The only time a bylaw ticket will catch up to you is when you want to renew your driver's licence, said Const. Debbie McGreal-Dinning, spokesperson for Hamilton Police Service.
"Without a driver's licence, we don't have a mechanism to ensure compliance in the form of a payment," she said. "This has no bearing on whether the infraction is enforced or not. The payment portion will still remain on record, and if they were to apply for a driver's licence, they would have outstanding fines that would have to be paid prior to them being issued a licence."
"In the past, there was such thing as a committal warrants to ensure payment was made (or jail time was served)," she added. "This has been removed."
If police are issuing a bylaw offence, McGreal-Dinning said, "One must ID themselves to police in this case. This can be verbally as well."
The task force is not expected to make a final decision Monday, but rather to debate what's in a staff-prepared report.
Picture this: a person in the downtown core urinates on a wall. A municipal bylaw officer issues them a ticket. They rip that ticket up. The bylaw officers issues a littering ticket. They can rip that up, too.
All of this can happen without penalty, as long as the person never planned on driving again. If they did, the pile of fines will be waiting to be paid before the person can get a driver's licence again.
If someone is stopped by municipal bylaw enforcement (MLE), they only need to verbally give a name and birthday, the city says.

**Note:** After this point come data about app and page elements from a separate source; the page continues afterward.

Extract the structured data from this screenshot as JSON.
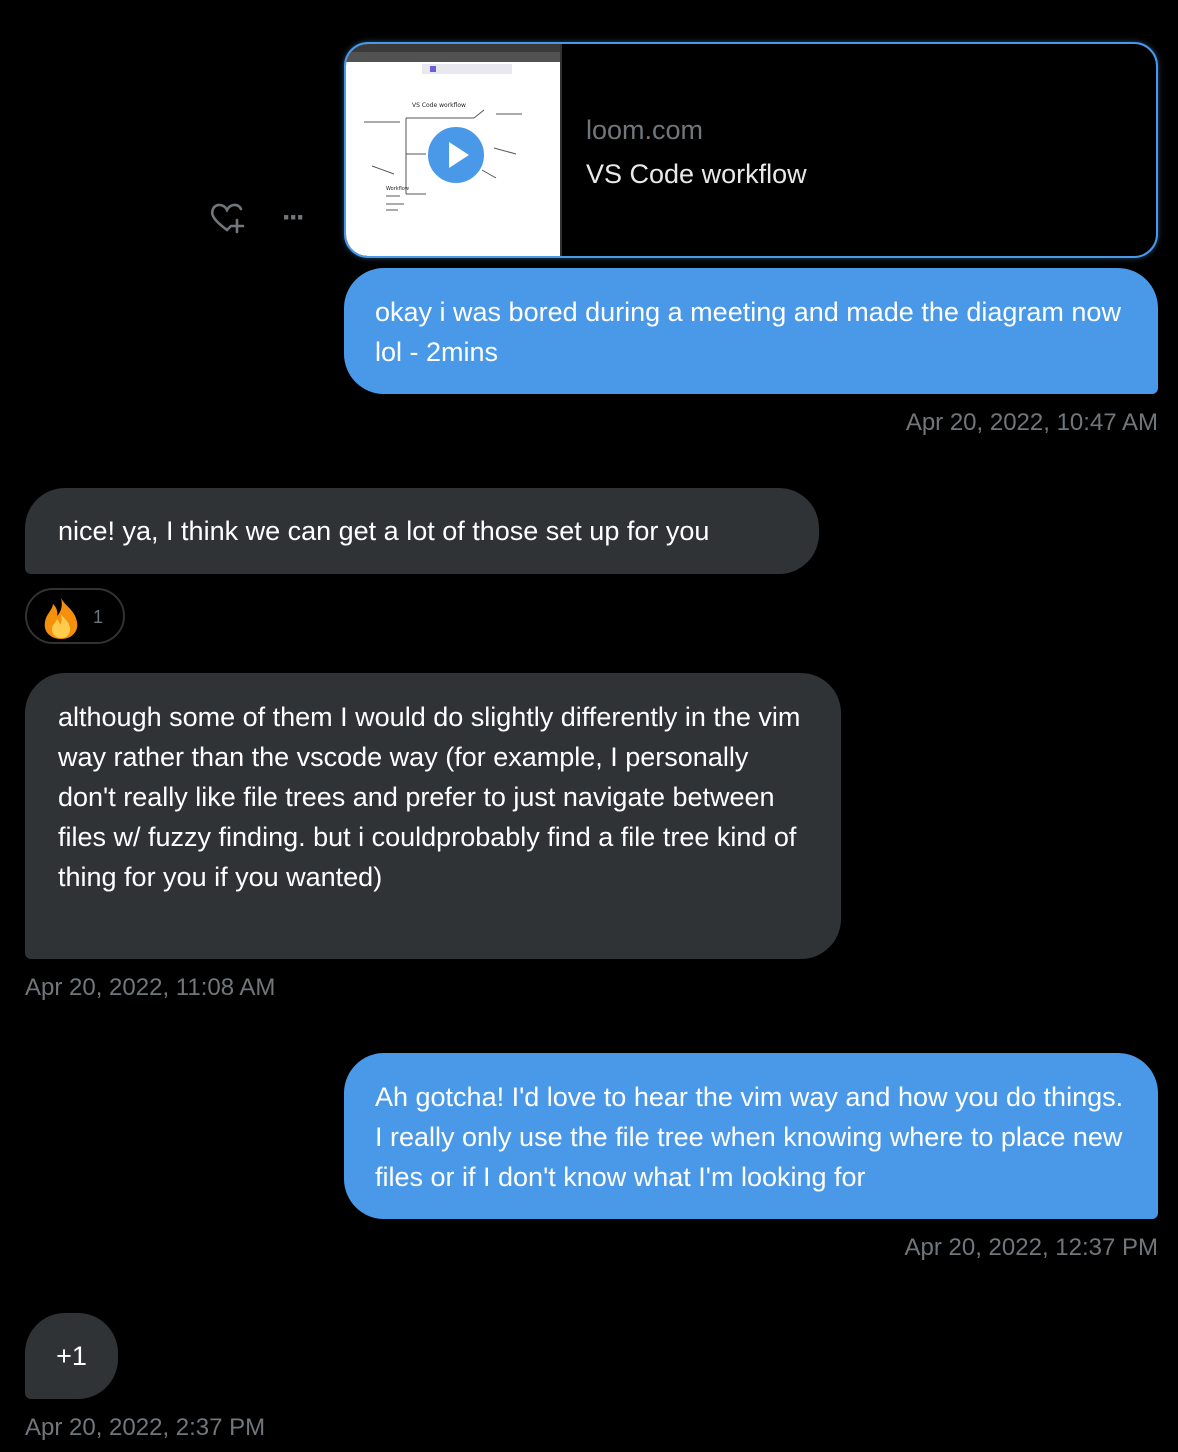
{
  "link_card": {
    "domain": "loom.com",
    "title": "VS Code workflow",
    "thumbnail_heading": "VS Code workflow",
    "thumbnail_subheading": "Workflow"
  },
  "actions": {
    "react_icon": "heart-plus-icon",
    "more_icon": "more-horizontal-icon",
    "more_glyph": "···"
  },
  "messages": [
    {
      "direction": "sent",
      "text": "okay i was bored during a meeting and made the diagram now lol - 2mins",
      "timestamp": "Apr 20, 2022, 10:47 AM"
    },
    {
      "direction": "received",
      "text": "nice! ya, I think we can get a lot of those set up for you",
      "reaction": {
        "emoji": "fire-icon",
        "count": "1"
      }
    },
    {
      "direction": "received",
      "text": "although some of them I would do slightly differently in the vim way rather than the vscode way (for example, I personally don't really like file trees and prefer to just navigate between files w/ fuzzy finding. but i couldprobably find a file tree kind of thing for you if you wanted)",
      "timestamp": "Apr 20, 2022, 11:08 AM"
    },
    {
      "direction": "sent",
      "text": "Ah gotcha! I'd love to hear the vim way and how you do things. I really only use the file tree when knowing where to place new files or if I don't know what I'm looking for",
      "timestamp": "Apr 20, 2022, 12:37 PM"
    },
    {
      "direction": "received",
      "text": "+1",
      "timestamp": "Apr 20, 2022, 2:37 PM"
    }
  ],
  "colors": {
    "background": "#000000",
    "sent_bubble": "#4a99e9",
    "received_bubble": "#2f3336",
    "timestamp": "#71767b"
  }
}
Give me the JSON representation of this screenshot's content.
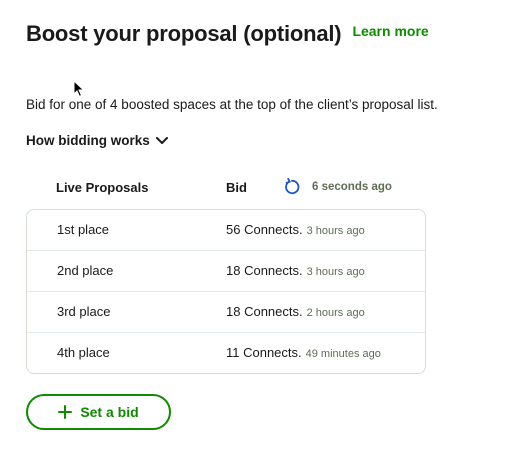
{
  "header": {
    "title": "Boost your proposal (optional)",
    "learn_more": "Learn more"
  },
  "description": "Bid for one of 4 boosted spaces at the top of the client’s proposal list.",
  "how_bidding": {
    "label": "How bidding works",
    "icon": "chevron-down-icon"
  },
  "table": {
    "col_live": "Live Proposals",
    "col_bid": "Bid",
    "refresh_icon": "refresh-icon",
    "updated": "6 seconds ago",
    "rows": [
      {
        "place": "1st place",
        "bid": "56 Connects.",
        "time": "3 hours ago"
      },
      {
        "place": "2nd place",
        "bid": "18 Connects.",
        "time": "3 hours ago"
      },
      {
        "place": "3rd place",
        "bid": "18 Connects.",
        "time": "2 hours ago"
      },
      {
        "place": "4th place",
        "bid": "11 Connects.",
        "time": "49 minutes ago"
      }
    ]
  },
  "set_bid_button": {
    "label": "Set a bid",
    "icon": "plus-icon"
  },
  "colors": {
    "accent": "#108a00",
    "text": "#1a1a1a",
    "muted": "#5e6d55",
    "border": "#d5e0d5",
    "refresh": "#1f57c3"
  }
}
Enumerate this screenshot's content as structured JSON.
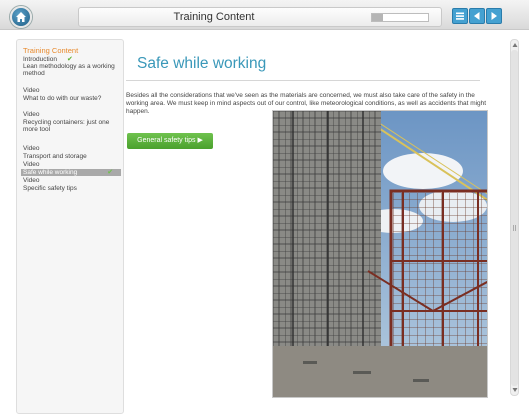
{
  "header": {
    "title": "Training Content",
    "progress_fraction": 0.2,
    "home_icon": "home-icon",
    "menu_icon": "menu-icon",
    "prev_icon": "previous-icon",
    "next_icon": "next-icon"
  },
  "sidebar": {
    "title": "Training Content",
    "items": [
      {
        "label": "Introduction",
        "checked": true
      },
      {
        "label": "Lean methodology as a working method"
      },
      {
        "label": "Video"
      },
      {
        "label": "What to do with our waste?"
      },
      {
        "label": "Video"
      },
      {
        "label": "Recycling containers: just one more tool"
      },
      {
        "label": "Video"
      },
      {
        "label": "Transport and storage"
      },
      {
        "label": "Video"
      },
      {
        "label": "Safe while working",
        "checked": true,
        "active": true
      },
      {
        "label": "Video"
      },
      {
        "label": "Specific safety tips"
      }
    ]
  },
  "main": {
    "title": "Safe while working",
    "body": "Besides all the considerations that we've seen as the materials are concerned, we must also take care of the safety in the working area. We must keep in mind aspects out of our control, like meteorological conditions, as well as accidents that might happen.",
    "tips_button": "General safety tips ▶"
  },
  "colors": {
    "accent_blue": "#3a98b9",
    "sidebar_title": "#e88a2d",
    "green_button": "#4aa12d",
    "nav_button": "#45a1d1"
  }
}
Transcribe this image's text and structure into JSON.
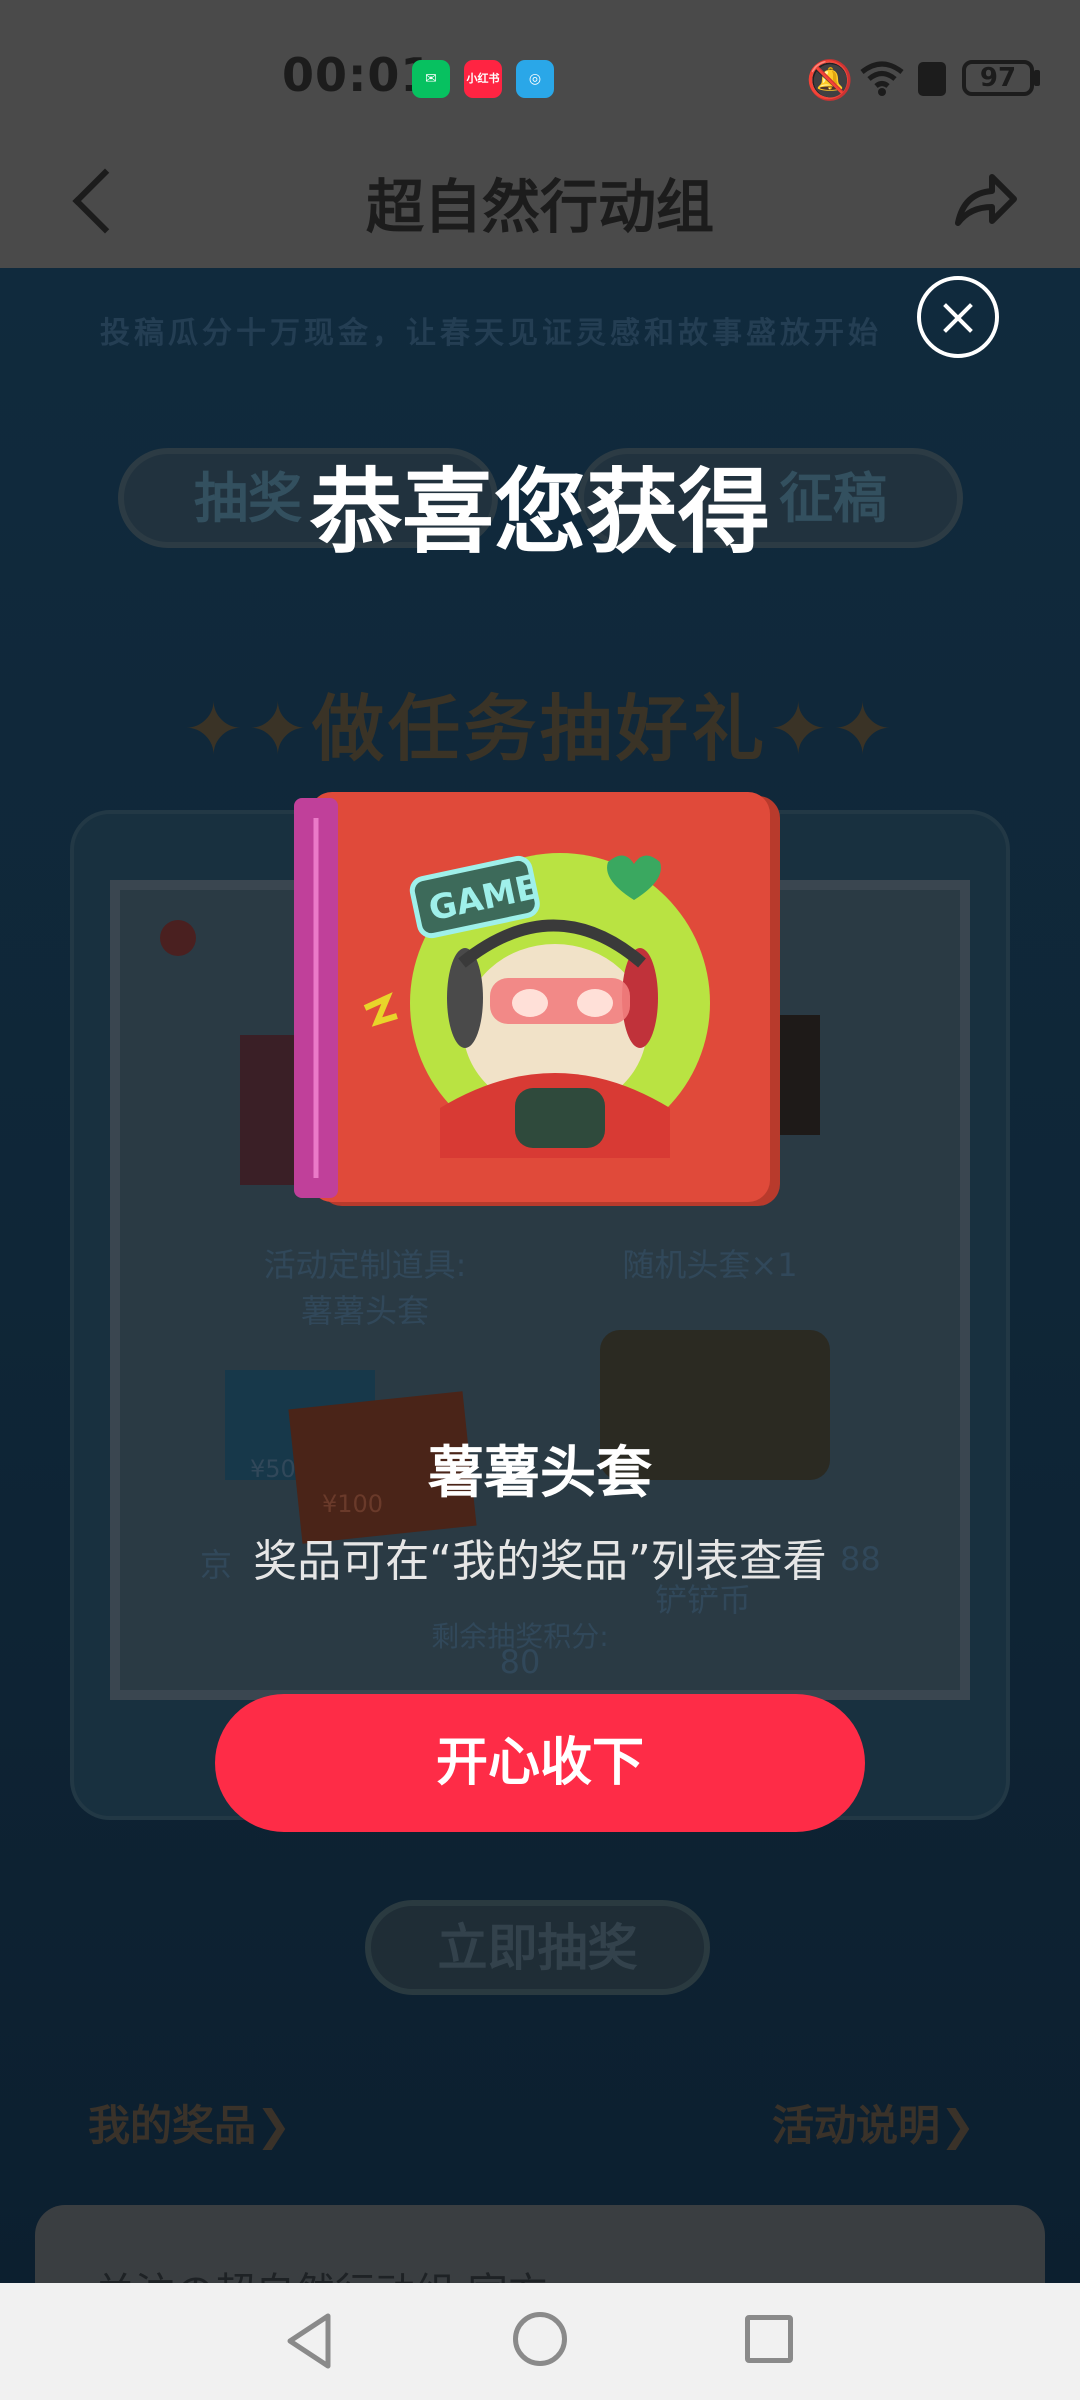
{
  "status_bar": {
    "time": "00:01",
    "apps": [
      {
        "name": "wechat-icon",
        "color": "#07c160"
      },
      {
        "name": "xiaohongshu-icon",
        "label": "小红书",
        "color": "#ff2442"
      },
      {
        "name": "browser-icon",
        "color": "#2aa7e8"
      }
    ],
    "battery": "97"
  },
  "header": {
    "title": "超自然行动组"
  },
  "page": {
    "banner": "投稿瓜分十万现金，让春天见证灵感和故事盛放开始",
    "tabs": [
      "抽奖",
      "征稿"
    ],
    "section_title": "做任务抽好礼",
    "prizes": [
      "活动定制道具:",
      "薯薯头套",
      "随机头套×1",
      "京",
      "¥50",
      "¥100",
      "88",
      "铲铲币"
    ],
    "points_label": "剩余抽奖积分:",
    "points_value": "80",
    "lottery_button": "立即抽奖",
    "my_prizes_link": "我的奖品",
    "rules_link": "活动说明",
    "bottom_card_text": "关注の超自然行动组 官方"
  },
  "popup": {
    "heading": "恭喜您获得",
    "prize_name": "薯薯头套",
    "hint": "奖品可在“我的奖品”列表查看",
    "accept_button": "开心收下",
    "badge_text": "GAME"
  },
  "colors": {
    "accent": "#fe2c47",
    "overlay": "#000000"
  }
}
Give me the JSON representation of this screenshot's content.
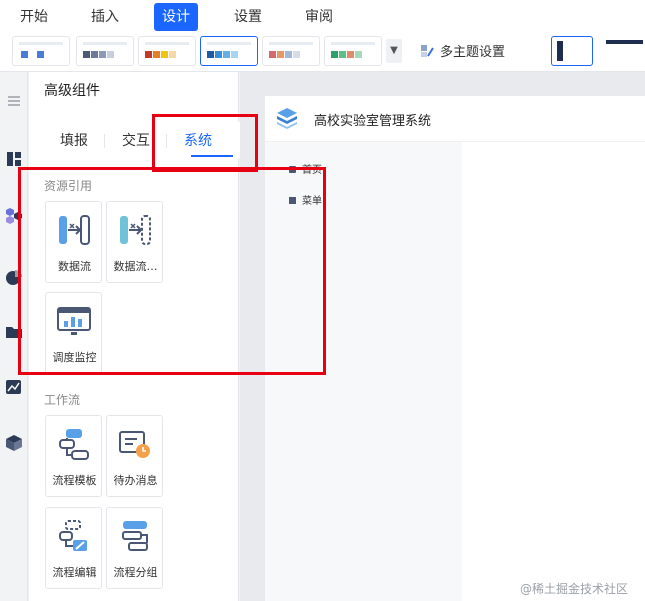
{
  "menubar": {
    "items": [
      {
        "label": "开始"
      },
      {
        "label": "插入"
      },
      {
        "label": "设计"
      },
      {
        "label": "设置"
      },
      {
        "label": "审阅"
      }
    ],
    "active": "设计"
  },
  "ribbon": {
    "multi_theme_label": "多主题设置"
  },
  "panel": {
    "title": "高级组件",
    "tabs": [
      {
        "label": "填报"
      },
      {
        "label": "交互"
      },
      {
        "label": "系统"
      }
    ],
    "active_tab": "系统",
    "sections": [
      {
        "title": "资源引用",
        "items": [
          {
            "label": "数据流",
            "icon": "data-flow-icon"
          },
          {
            "label": "数据流…",
            "icon": "data-flow-alt-icon"
          },
          {
            "label": "调度监控",
            "icon": "schedule-monitor-icon"
          }
        ]
      },
      {
        "title": "工作流",
        "items": [
          {
            "label": "流程模板",
            "icon": "flow-template-icon"
          },
          {
            "label": "待办消息",
            "icon": "todo-message-icon"
          },
          {
            "label": "流程编辑",
            "icon": "flow-edit-icon"
          },
          {
            "label": "流程分组",
            "icon": "flow-group-icon"
          }
        ]
      }
    ]
  },
  "preview": {
    "title": "高校实验室管理系统",
    "nav": [
      {
        "label": "首页"
      },
      {
        "label": "菜单"
      }
    ]
  },
  "watermark": "@稀土掘金技术社区",
  "colors": {
    "accent": "#1a66ff",
    "highlight_box": "#e60012"
  }
}
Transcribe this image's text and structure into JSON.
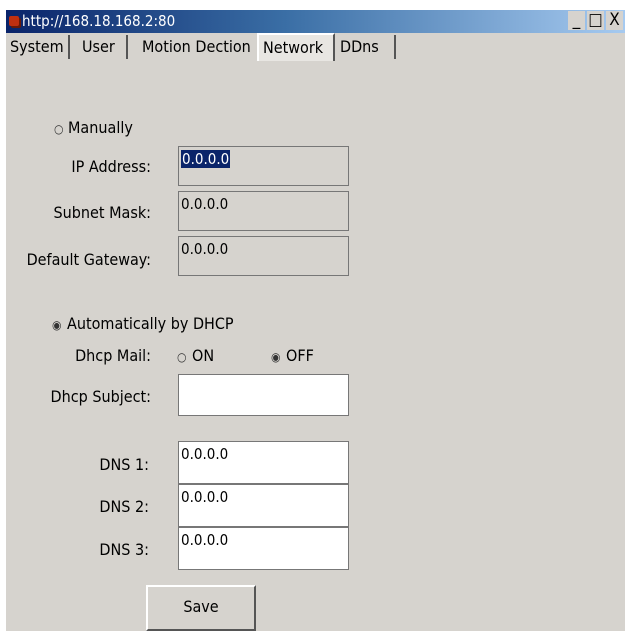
{
  "window": {
    "url": "http://168.18.168.2:80",
    "minimize_glyph": "_",
    "maximize_glyph": "□",
    "close_glyph": "X"
  },
  "tabs": [
    {
      "label": "System",
      "active": false
    },
    {
      "label": "User",
      "active": false
    },
    {
      "label": "Motion Dection",
      "active": false
    },
    {
      "label": "Network",
      "active": true
    },
    {
      "label": "DDns",
      "active": false
    }
  ],
  "manual": {
    "label": "Manually",
    "selected": false,
    "ip_label": "IP Address:",
    "ip_value": "0.0.0.0",
    "subnet_label": "Subnet Mask:",
    "subnet_value": "0.0.0.0",
    "gateway_label": "Default Gateway:",
    "gateway_value": "0.0.0.0"
  },
  "dhcp": {
    "label": "Automatically by DHCP",
    "selected": true,
    "mail_label": "Dhcp Mail:",
    "mail_on_label": "ON",
    "mail_off_label": "OFF",
    "mail_selected": "OFF",
    "subject_label": "Dhcp Subject:",
    "subject_value": ""
  },
  "dns": [
    {
      "label": "DNS 1:",
      "value": "0.0.0.0"
    },
    {
      "label": "DNS 2:",
      "value": "0.0.0.0"
    },
    {
      "label": "DNS 3:",
      "value": "0.0.0.0"
    }
  ],
  "save_label": "Save",
  "colors": {
    "titlebar_start": "#0a246a",
    "panel": "#d6d3ce",
    "selection": "#0a246a"
  },
  "radio_glyphs": {
    "unchecked": "○",
    "checked": "◉"
  }
}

No photo ID is required.
"A MLE Officer can request ID but it does not need to be provided," said Ann Lamanes, a spokesperson for the City of Hamilton. "Bylaw officers cannot arrest anyone or detain anyone for bylaw infractions."
"MLE officers can issue tickets as long as ID is provided verbally or documentation, we require name and birth date but not address."
The task force meeting starts at 10 a.m. in the council chambers at city hall.